Thursday, 9 December 2010
Patrick Wolf @ Bloomsbury Ballroom
A stranger bunch of people you've never seen – green ink writers the lot of them. There are middle-aged women practically wetting their Tena Ladies with excitement, several people of indeterminate sex, a girl with sparkly silver pipe cleaners for eyebrows and two guys who look like they've just rolled up from the best acid rave you've never been invited to. Next to them stands a smartly dressed man in his sixties while behind him two dudes with glittery black trousers stand chatting to a woman who manages to have red, purple and electric blue hair all at the same time. And she's wearing a clock.
Roll up, roll up for the Patrick Wolf circus. The venue is pretty odd as well. Bloomsbury Ballroom evokes images of Regency glamour, maybe of Virginia Woolf and E.M Forster hosting scandalous parties. The reality is a little more tired: it's peeling a bit around the edges, the carpets in the bar need a going over with a hoover, and the music over the PA is a 'best of' garage and funky house mix tape. Yuck.
Thankfully Wolf lends an air of extravagance to the occasion, as we are ushered into the ballroom proper to be greeted by his band – a mix of the orchestral and the electronic – and the glamorous singer dressed in a red suit, accessorising with a jaunty red corsage. Maybe it's one too many shandies but the velvet curtains suddenly look hopelessly romantic and glamorous. Once the lights are lowered, you can almost convince yourself that you're on the set of Strictly Come Dancing and while nobody is going to be attempting a rumba tonight, the gig has an instant celebratory atmosphere.
After all, a lot has changed in Wolf's life since his last release 'The Bachelor'. He's now in a long-term relationship, has seemingly finished battling depression, and seems to be a thoroughly happy chappy. The difference in sound is evident. Songs from his forthcoming album (due for release in Summer 2011) are chirpy affairs, with lyrics about survival, hope, and keeping the flame alive. He has described them as “music for your first kiss” and “not cheese but happy, pornographic music”.
He's not entirely right.
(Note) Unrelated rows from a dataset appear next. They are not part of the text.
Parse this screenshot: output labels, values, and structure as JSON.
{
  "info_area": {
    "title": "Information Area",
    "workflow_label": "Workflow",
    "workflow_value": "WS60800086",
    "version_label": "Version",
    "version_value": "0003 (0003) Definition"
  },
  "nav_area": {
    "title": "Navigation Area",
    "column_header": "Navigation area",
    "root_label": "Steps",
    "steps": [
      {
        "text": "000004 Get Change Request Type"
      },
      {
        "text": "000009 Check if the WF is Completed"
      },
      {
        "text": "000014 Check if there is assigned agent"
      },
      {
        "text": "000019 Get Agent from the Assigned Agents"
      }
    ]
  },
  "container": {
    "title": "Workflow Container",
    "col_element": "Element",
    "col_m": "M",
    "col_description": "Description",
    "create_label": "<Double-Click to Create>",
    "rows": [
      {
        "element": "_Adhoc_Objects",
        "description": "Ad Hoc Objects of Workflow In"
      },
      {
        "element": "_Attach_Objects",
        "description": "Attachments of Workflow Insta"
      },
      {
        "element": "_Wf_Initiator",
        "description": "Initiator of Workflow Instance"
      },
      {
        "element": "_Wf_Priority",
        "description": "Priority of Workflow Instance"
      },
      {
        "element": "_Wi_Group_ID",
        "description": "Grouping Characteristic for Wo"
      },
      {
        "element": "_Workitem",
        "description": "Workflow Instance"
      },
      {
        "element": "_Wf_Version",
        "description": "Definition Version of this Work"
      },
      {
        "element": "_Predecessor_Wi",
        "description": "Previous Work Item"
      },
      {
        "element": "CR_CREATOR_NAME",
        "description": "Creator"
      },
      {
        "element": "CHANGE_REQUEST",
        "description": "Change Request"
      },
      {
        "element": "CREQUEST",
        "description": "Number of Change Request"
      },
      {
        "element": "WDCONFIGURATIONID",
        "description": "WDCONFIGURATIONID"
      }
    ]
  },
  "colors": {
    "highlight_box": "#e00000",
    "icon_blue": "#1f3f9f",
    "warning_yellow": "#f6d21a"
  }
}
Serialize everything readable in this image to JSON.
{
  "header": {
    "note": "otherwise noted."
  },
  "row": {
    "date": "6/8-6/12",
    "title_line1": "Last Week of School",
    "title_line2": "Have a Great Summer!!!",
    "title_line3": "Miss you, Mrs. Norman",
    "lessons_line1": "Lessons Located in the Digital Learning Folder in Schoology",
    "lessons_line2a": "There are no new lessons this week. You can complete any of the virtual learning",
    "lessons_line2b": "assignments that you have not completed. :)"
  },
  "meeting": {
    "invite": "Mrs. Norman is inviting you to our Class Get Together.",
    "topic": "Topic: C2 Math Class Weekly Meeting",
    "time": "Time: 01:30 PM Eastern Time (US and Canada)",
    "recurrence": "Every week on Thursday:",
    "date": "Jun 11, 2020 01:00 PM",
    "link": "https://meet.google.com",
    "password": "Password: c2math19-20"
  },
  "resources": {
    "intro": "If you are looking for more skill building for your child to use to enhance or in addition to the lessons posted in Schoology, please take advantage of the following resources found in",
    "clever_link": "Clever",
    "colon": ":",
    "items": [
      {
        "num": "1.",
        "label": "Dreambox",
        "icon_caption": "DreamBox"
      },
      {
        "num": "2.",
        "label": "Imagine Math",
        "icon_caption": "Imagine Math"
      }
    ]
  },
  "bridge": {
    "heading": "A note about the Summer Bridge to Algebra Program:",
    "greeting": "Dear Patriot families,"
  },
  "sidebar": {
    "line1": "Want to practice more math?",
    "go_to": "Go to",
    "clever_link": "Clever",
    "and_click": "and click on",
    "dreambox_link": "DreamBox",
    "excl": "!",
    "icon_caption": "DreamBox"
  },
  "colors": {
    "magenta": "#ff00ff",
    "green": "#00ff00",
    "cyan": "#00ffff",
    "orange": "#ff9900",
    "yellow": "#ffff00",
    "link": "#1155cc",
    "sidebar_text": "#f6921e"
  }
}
They are a little bit cheesy. But they're also extremely loveable. He's the kind of guy you want to do well, even when he extends a clenched fist into the audience and closes his eyes while singing, suddenly becoming a bit Michael Bolton (to squeals of delight from the crowd). When he warbles about finding “the greatest peace you'll ever know” with his rich caramel voice, and intones that he “won't back down any more”, your heart skips a beat and your brain gets that same mushy feeling you get when you sniff a baby's head. Or maybe that's just me.
Newbie 'The City' – featuring the refrain “I won't let the city destroy our love” – is an ABC-aping anthem about keeping a relationship going during the credit crunch and perhaps best sums up the electronic troubadour's new direction. It's markedly different from 'The Libertine', a protest song featuring lyrics like “The hitch-hiker was bound and gagged, raped on the roadside”. 'The City' is also sort of a protest song, but it's a protest that's nowhere near as angry or bitter: basically it admits that there's nothing that's that worth getting too worked up about if you have someone to snuggle with on the sofa. “I'm sorry, but I just love this song. I could play it for hours,” says Wolf as he goes in for another chorus and the 'Lexicon of Love'-style sax solo wails up again.
Nobody's stopping him. Frankly, he's given us all something to smile about. Even me, bitter, alone and Bridget Jones-esque as I am, find myself smiling at strangers on the tube on the way home. Sadly, they edge away and bury their heads in the Standard.